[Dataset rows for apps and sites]
⁂
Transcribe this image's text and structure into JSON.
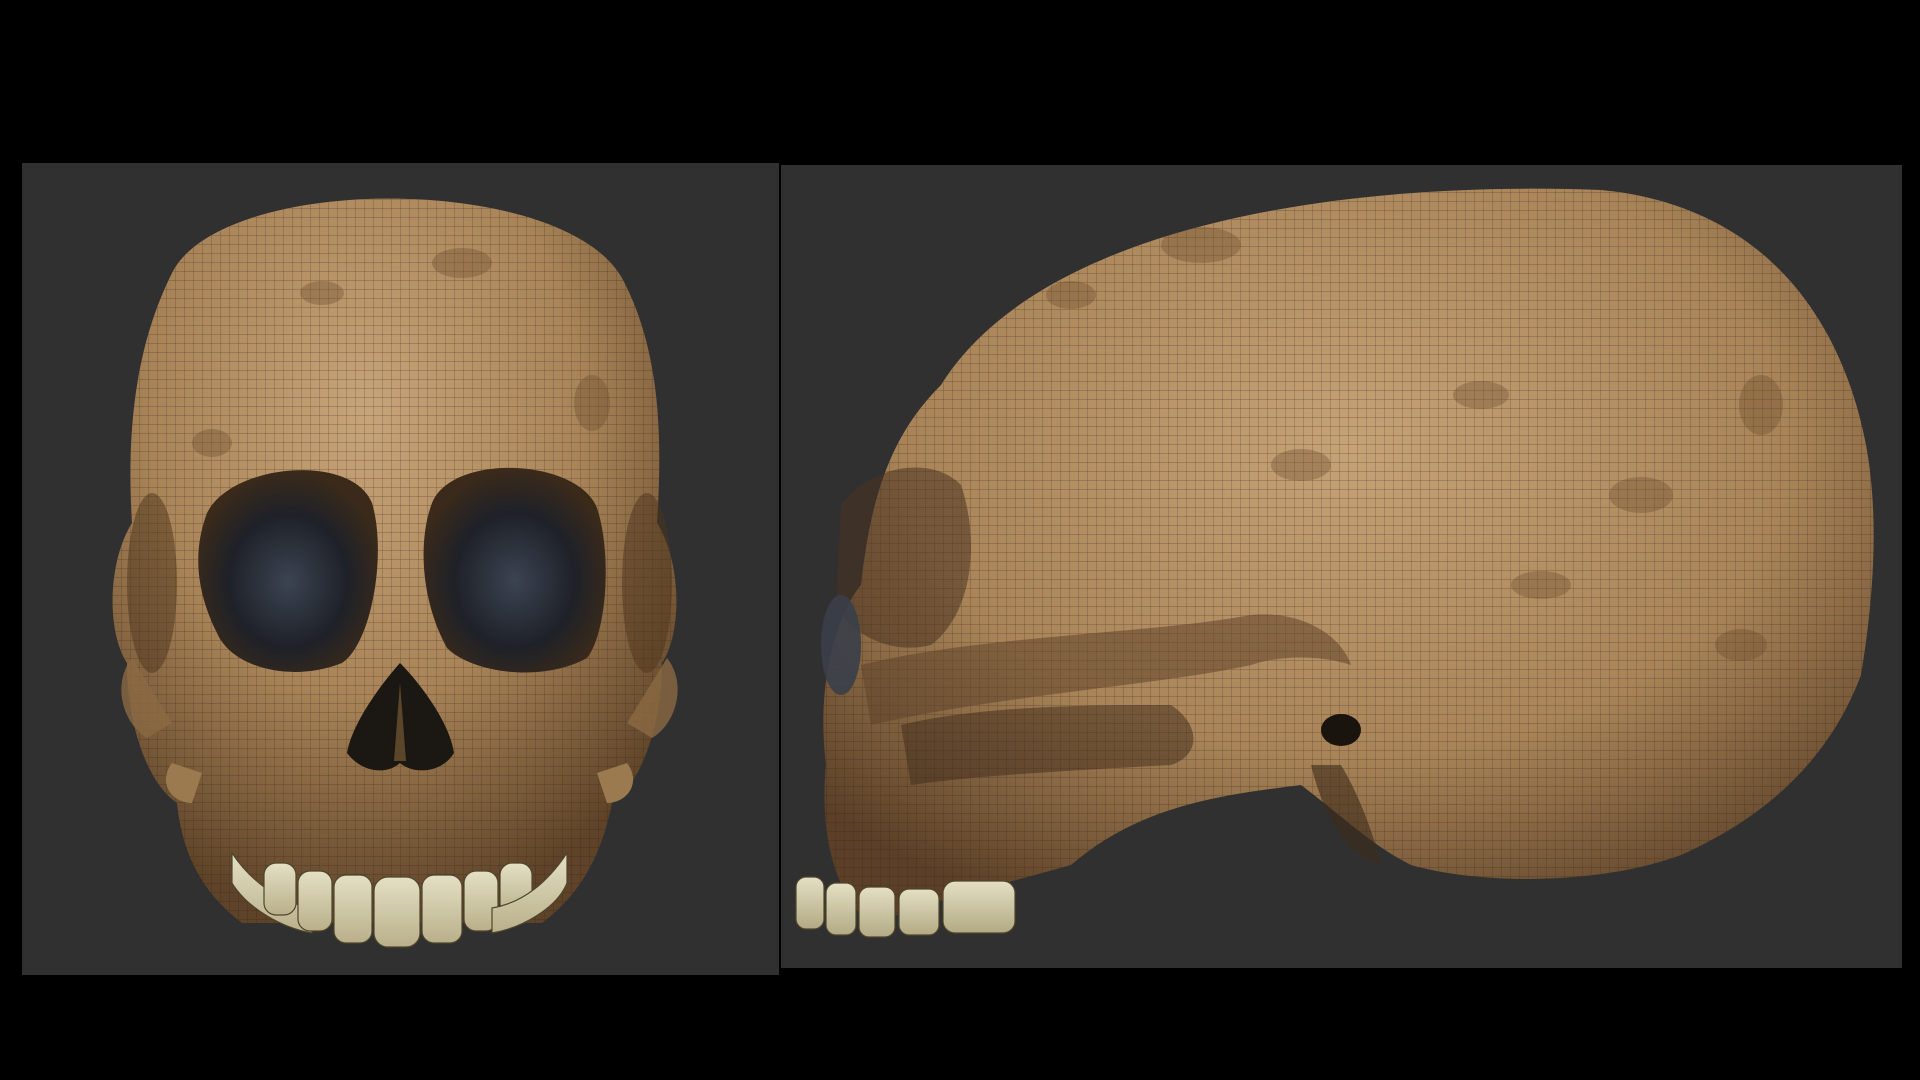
{
  "background_color": "#000000",
  "viewport_color": "#303030",
  "bone_color": "#a98458",
  "teeth_color": "#d8d3b2",
  "views": [
    {
      "name": "skull-front-view",
      "icon": "skull-front"
    },
    {
      "name": "skull-side-view",
      "icon": "skull-profile"
    }
  ]
}
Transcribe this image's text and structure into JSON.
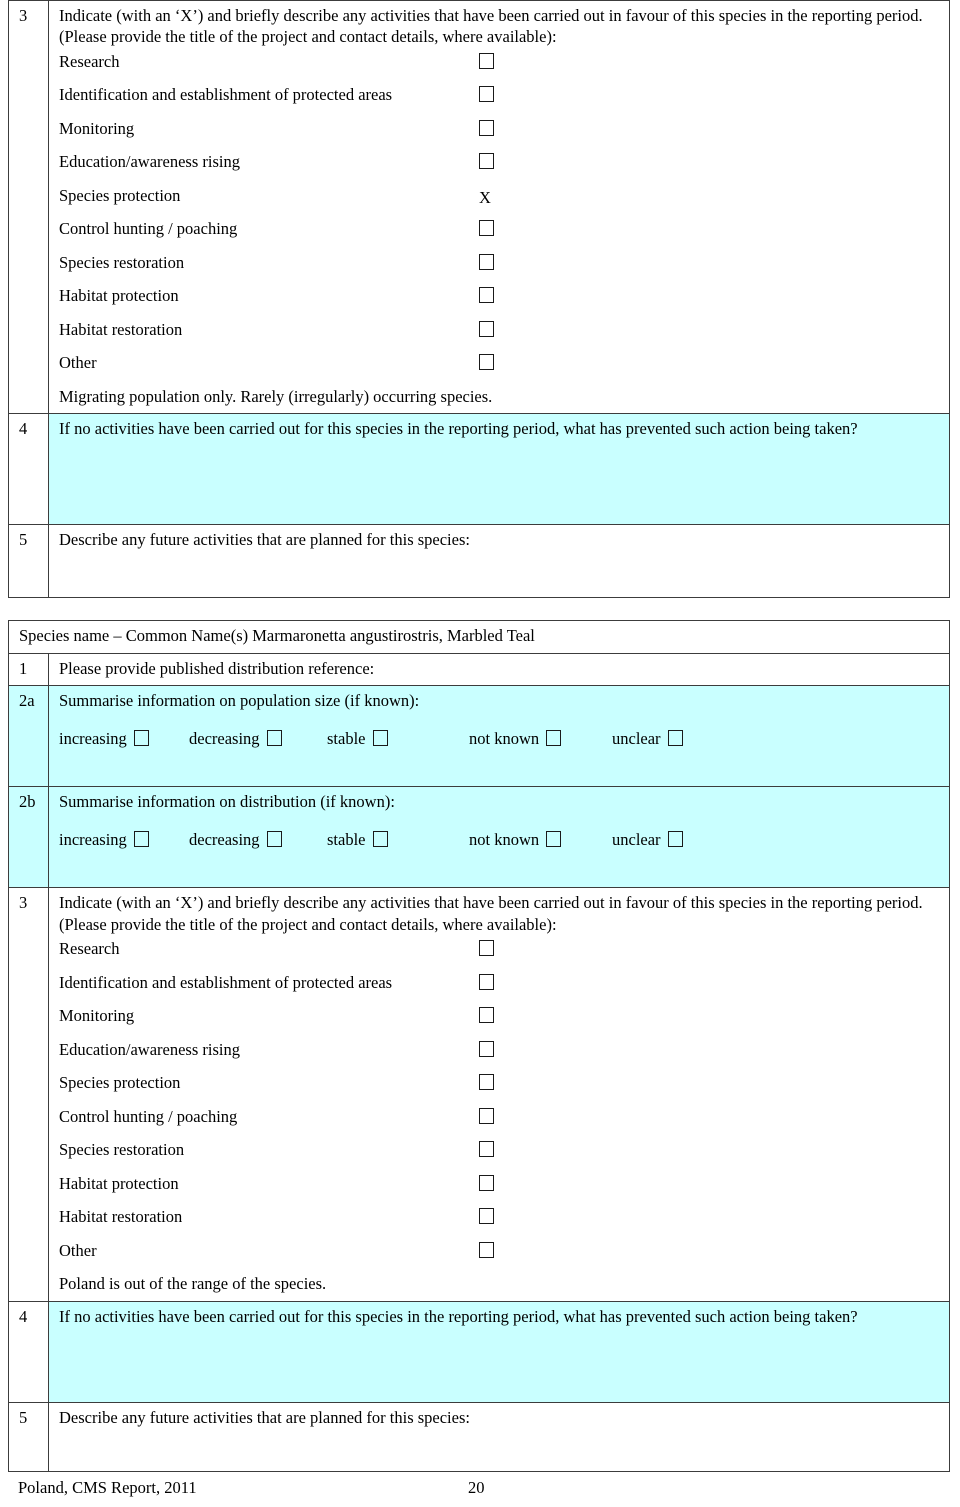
{
  "document": {
    "footer_left": "Poland, CMS Report, 2011",
    "footer_page": "20",
    "colors": {
      "highlight": "#c9ffff",
      "border": "#3c3c3c",
      "text": "#000000"
    }
  },
  "labels": {
    "activity_items": [
      "Research",
      "Identification and establishment of protected areas",
      "Monitoring",
      "Education/awareness rising",
      "Species protection",
      "Control hunting / poaching",
      "Species restoration",
      "Habitat protection",
      "Habitat restoration",
      "Other"
    ],
    "trend_options": [
      "increasing",
      "decreasing",
      "stable",
      "not known",
      "unclear"
    ],
    "questions": {
      "q3": "Indicate (with an ‘X’) and briefly describe any activities that have been carried out in favour of this species in the reporting period.  (Please provide the title of the project and contact details, where available):",
      "q4": "If no activities have been carried out for this species in the reporting period, what has prevented such action being taken?",
      "q5": "Describe any future activities that are planned for this species:",
      "q1": "Please provide published distribution reference:",
      "q2a": "Summarise information on population size (if known):",
      "q2b": "Summarise information on distribution (if known):"
    },
    "numbers": {
      "n1": "1",
      "n2a": "2a",
      "n2b": "2b",
      "n3": "3",
      "n4": "4",
      "n5": "5"
    }
  },
  "section_top": {
    "q3_number": "3",
    "q3_text": "Indicate (with an ‘X’) and briefly describe any activities that have been carried out in favour of this species in the reporting period.  (Please provide the title of the project and contact details, where available):",
    "marks": [
      "box",
      "box",
      "box",
      "box",
      "X",
      "box",
      "box",
      "box",
      "box",
      "box"
    ],
    "note": "Migrating population only. Rarely (irregularly) occurring species.",
    "q4_number": "4",
    "q4_text": "If no activities have been carried out for this species in the reporting period, what has prevented such action being taken?",
    "q5_number": "5",
    "q5_text": "Describe any future activities that are planned for this species:"
  },
  "section_bottom": {
    "species_header": "Species name – Common Name(s)  Marmaronetta angustirostris, Marbled Teal",
    "q1_number": "1",
    "q1_text": "Please provide published distribution reference:",
    "q2a_number": "2a",
    "q2a_text": "Summarise information on population size (if known):",
    "q2b_number": "2b",
    "q2b_text": "Summarise information on distribution (if known):",
    "trend_options": [
      "increasing",
      "decreasing",
      "stable",
      "not known",
      "unclear"
    ],
    "q3_number": "3",
    "q3_text": "Indicate (with an ‘X’) and briefly describe any activities that have been carried out in favour of this species in the reporting period.  (Please provide the title of the project and contact details, where available):",
    "marks": [
      "box",
      "box",
      "box",
      "box",
      "box",
      "box",
      "box",
      "box",
      "box",
      "box"
    ],
    "note": "Poland is out of the range of the species.",
    "q4_number": "4",
    "q4_text": "If no activities have been carried out for this species in the reporting period, what has prevented such action being taken?",
    "q5_number": "5",
    "q5_text": "Describe any future activities that are planned for this species:"
  }
}
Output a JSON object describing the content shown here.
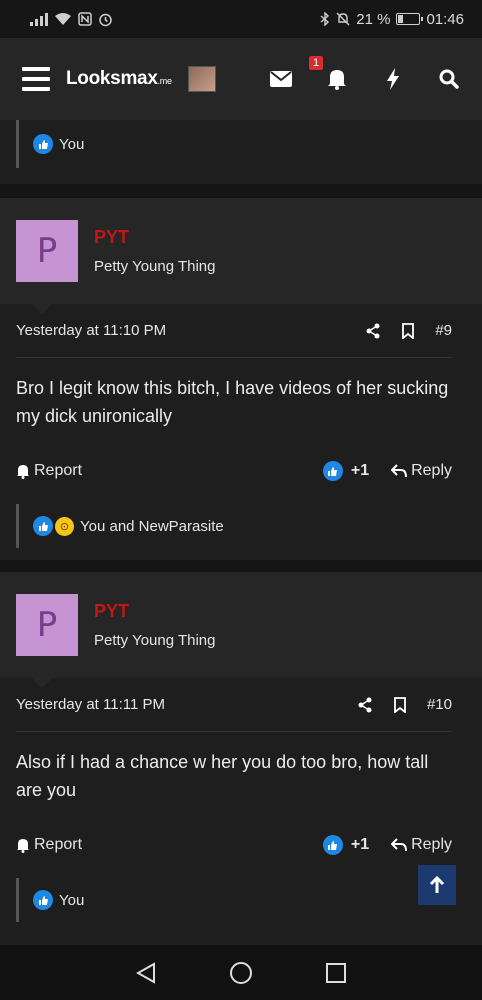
{
  "status": {
    "battery": "21 %",
    "time": "01:46"
  },
  "header": {
    "logo": "Looksmax",
    "logo_suffix": ".me",
    "notif_count": "1"
  },
  "top_reaction": {
    "text": "You"
  },
  "posts": [
    {
      "avatar_letter": "P",
      "username": "PYT",
      "user_title": "Petty Young Thing",
      "time": "Yesterday at 11:10 PM",
      "number": "#9",
      "message": "Bro I legit know this bitch, I have videos of her sucking my dick unironically",
      "report": "Report",
      "likes": "+1",
      "reply": "Reply",
      "reactions": "You and NewParasite"
    },
    {
      "avatar_letter": "P",
      "username": "PYT",
      "user_title": "Petty Young Thing",
      "time": "Yesterday at 11:11 PM",
      "number": "#10",
      "message": "Also if I had a chance w her you do too bro, how tall are you",
      "report": "Report",
      "likes": "+1",
      "reply": "Reply",
      "reactions": "You"
    }
  ],
  "colors": {
    "username": "#c01818",
    "like": "#1e88e5",
    "badge": "#d32f2f",
    "scrolltop": "#1c3a70"
  }
}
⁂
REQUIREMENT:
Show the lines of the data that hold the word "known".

ANSWER FOR THE TASK:
      "not known",
      "q2a": "Summarise information on population size (if known):",
      "q2b": "Summarise information on distribution (if known):"
    "q2a_text": "Summarise information on population size (if known):",
    "q2b_text": "Summarise information on distribution (if known):",
      "not known",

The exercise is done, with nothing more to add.